(Stored entries)
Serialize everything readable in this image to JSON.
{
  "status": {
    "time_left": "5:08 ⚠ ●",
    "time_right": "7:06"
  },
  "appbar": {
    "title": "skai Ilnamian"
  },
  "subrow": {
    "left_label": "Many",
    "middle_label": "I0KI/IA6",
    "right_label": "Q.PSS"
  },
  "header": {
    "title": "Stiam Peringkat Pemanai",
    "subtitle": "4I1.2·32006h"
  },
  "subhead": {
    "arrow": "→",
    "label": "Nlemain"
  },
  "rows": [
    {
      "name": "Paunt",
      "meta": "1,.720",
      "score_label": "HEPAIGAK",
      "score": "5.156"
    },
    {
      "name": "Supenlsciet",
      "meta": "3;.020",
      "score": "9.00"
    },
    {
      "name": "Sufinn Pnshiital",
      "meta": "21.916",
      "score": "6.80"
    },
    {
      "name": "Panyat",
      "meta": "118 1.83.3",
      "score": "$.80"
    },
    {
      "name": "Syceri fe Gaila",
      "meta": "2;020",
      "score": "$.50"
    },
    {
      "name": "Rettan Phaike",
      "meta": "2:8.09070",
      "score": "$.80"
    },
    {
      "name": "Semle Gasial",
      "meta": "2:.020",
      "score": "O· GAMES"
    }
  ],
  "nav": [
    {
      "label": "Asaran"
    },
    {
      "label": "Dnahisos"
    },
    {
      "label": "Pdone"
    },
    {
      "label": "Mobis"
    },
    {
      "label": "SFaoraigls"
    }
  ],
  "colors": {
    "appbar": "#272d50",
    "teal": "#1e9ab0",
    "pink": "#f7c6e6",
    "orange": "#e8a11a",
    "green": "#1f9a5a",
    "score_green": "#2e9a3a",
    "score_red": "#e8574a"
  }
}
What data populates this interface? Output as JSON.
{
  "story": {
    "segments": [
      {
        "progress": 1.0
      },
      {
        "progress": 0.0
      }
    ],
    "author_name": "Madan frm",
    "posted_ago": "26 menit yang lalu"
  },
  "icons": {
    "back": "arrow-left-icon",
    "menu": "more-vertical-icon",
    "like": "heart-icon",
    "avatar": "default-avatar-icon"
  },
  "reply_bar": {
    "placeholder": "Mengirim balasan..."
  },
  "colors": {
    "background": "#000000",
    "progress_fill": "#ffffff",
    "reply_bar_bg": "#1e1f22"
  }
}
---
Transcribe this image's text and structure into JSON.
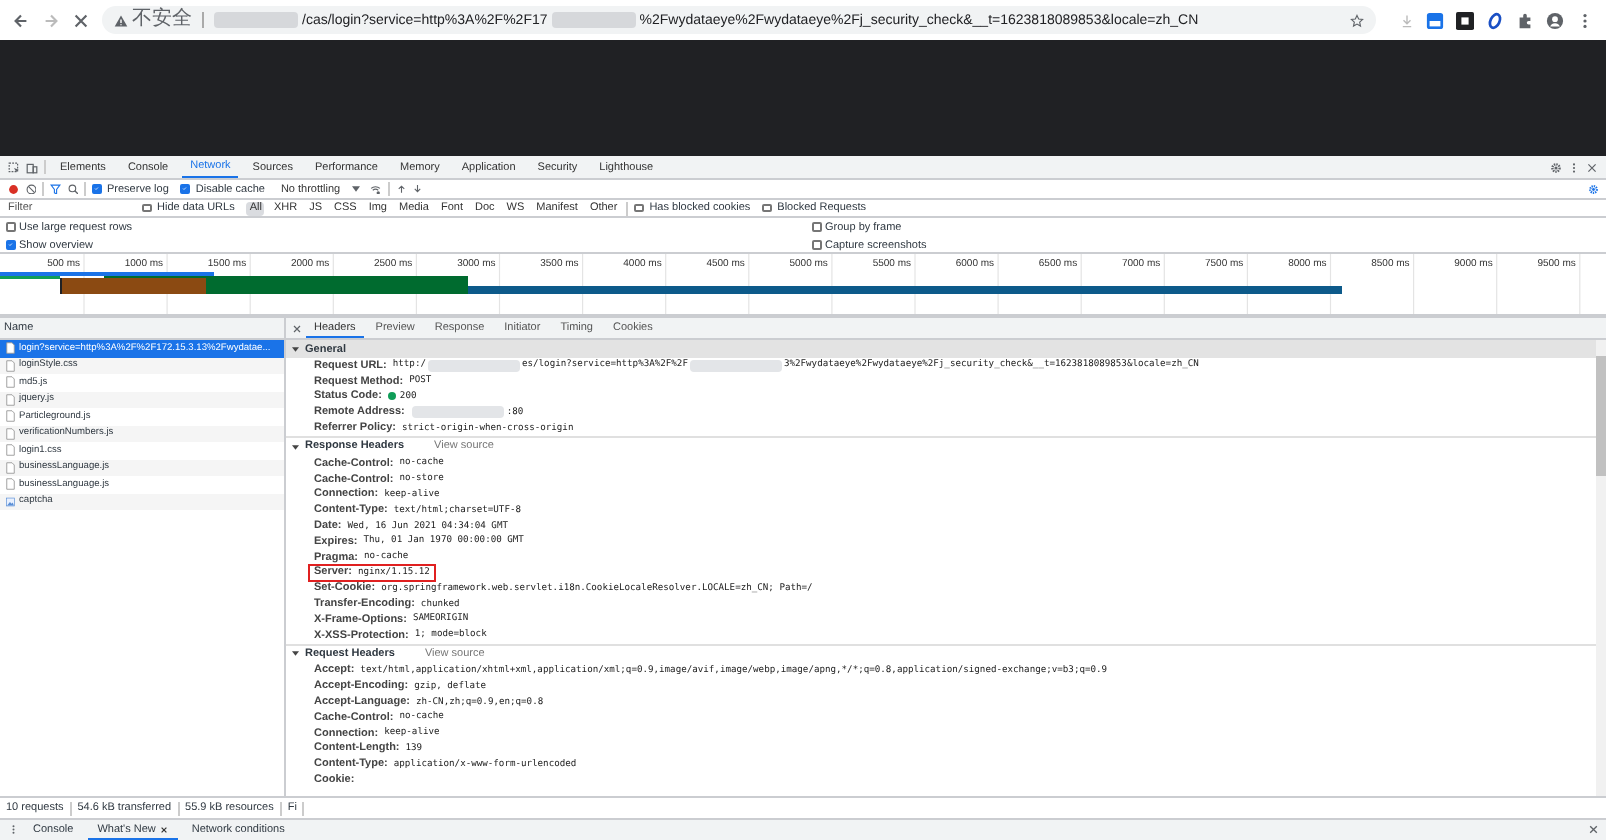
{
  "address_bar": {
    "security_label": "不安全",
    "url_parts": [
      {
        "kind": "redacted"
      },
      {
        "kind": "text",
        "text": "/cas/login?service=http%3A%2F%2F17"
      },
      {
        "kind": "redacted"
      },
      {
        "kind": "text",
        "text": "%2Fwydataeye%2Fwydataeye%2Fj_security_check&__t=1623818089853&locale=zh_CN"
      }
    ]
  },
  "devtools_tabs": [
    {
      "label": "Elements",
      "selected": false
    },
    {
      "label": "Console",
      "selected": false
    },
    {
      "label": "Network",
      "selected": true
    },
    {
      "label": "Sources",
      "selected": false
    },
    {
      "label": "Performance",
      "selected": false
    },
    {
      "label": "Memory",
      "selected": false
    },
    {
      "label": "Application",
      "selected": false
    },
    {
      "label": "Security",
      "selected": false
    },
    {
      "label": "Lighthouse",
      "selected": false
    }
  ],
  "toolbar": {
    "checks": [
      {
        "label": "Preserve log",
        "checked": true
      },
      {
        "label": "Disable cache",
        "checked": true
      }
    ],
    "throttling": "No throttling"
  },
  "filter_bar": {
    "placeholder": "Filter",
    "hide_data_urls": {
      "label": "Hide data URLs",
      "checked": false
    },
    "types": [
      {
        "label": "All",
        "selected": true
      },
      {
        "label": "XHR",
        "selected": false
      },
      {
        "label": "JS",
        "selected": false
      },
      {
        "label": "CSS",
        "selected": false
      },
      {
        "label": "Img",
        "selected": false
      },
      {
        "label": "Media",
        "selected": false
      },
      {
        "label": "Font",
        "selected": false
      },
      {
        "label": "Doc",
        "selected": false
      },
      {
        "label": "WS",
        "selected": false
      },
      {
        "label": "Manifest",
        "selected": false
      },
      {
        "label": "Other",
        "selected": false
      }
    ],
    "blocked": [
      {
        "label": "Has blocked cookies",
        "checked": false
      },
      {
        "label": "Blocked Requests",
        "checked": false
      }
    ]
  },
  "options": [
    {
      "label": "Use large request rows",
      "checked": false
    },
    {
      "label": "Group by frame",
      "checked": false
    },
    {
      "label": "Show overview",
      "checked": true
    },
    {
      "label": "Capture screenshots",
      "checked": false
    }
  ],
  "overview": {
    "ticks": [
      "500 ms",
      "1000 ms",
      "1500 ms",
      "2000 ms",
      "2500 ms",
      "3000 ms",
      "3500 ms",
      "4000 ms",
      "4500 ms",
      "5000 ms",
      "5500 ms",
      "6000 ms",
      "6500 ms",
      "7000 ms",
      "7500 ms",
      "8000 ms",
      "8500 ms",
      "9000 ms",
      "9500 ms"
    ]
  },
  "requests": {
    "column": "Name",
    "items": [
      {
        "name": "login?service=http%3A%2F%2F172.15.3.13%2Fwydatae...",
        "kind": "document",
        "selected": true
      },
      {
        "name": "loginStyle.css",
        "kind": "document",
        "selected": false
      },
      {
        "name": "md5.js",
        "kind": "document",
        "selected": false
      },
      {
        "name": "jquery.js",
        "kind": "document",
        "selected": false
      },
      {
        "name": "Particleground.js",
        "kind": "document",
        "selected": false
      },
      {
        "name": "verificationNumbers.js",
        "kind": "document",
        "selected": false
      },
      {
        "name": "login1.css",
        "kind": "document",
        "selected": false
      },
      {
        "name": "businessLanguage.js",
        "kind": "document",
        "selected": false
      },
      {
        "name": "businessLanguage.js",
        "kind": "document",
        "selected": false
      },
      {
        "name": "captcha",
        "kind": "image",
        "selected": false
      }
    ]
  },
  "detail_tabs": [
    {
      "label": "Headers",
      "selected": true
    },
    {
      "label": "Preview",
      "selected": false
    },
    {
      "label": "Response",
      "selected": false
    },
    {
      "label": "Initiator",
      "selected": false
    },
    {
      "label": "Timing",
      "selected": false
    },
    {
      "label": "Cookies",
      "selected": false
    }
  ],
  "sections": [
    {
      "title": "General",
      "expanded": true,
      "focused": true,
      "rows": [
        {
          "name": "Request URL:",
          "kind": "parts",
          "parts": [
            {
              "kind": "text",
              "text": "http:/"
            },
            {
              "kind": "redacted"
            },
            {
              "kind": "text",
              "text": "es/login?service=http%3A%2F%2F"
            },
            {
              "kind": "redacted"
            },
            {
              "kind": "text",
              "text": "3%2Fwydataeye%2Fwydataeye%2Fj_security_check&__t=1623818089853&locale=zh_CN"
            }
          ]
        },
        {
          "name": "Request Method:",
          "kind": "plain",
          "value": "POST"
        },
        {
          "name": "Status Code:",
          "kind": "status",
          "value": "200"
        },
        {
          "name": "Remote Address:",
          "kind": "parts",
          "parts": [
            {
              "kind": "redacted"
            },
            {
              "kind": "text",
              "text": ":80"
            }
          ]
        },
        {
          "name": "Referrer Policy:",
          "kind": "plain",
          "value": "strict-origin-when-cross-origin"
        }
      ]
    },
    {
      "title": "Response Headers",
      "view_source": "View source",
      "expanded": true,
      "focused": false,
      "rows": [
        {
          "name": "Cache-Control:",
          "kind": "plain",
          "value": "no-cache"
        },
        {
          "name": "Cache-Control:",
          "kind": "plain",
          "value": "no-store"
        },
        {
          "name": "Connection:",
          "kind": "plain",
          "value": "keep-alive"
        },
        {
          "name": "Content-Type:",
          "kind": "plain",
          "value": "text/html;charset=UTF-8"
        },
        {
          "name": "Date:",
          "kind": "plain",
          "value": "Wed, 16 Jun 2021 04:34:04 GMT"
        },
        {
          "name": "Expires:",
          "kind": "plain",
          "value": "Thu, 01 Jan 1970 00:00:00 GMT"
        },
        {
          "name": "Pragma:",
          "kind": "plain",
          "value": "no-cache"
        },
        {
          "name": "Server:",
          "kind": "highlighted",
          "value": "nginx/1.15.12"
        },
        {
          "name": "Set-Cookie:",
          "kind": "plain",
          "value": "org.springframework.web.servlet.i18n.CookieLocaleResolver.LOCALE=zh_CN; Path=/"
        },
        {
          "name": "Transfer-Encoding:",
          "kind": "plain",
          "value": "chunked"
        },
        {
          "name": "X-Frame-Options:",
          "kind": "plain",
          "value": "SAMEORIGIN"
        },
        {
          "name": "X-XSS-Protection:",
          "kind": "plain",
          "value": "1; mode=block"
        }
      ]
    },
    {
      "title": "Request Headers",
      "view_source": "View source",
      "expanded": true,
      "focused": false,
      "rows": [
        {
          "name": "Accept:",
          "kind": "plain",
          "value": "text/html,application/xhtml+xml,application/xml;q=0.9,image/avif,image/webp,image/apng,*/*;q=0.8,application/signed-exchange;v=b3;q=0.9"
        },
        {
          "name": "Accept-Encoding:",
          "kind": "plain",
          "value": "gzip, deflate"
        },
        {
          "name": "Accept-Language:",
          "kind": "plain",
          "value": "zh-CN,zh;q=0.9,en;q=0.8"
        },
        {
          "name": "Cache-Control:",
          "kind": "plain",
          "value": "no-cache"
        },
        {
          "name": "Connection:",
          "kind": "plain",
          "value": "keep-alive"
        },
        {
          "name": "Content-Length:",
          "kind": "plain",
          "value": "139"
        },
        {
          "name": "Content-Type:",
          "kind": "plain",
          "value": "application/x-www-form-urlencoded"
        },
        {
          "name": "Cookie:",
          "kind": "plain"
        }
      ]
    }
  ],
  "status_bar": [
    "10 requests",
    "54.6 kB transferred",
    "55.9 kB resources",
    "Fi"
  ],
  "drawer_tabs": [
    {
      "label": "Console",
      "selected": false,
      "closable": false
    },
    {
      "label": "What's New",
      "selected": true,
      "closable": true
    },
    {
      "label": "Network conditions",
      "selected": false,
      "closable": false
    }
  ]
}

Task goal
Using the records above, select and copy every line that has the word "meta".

Result of the exercise
      "meta": "1,.720",
      "meta": "3;.020",
      "meta": "21.916",
      "meta": "118 1.83.3",
      "meta": "2;020",
      "meta": "2:8.09070",
      "meta": "2:.020",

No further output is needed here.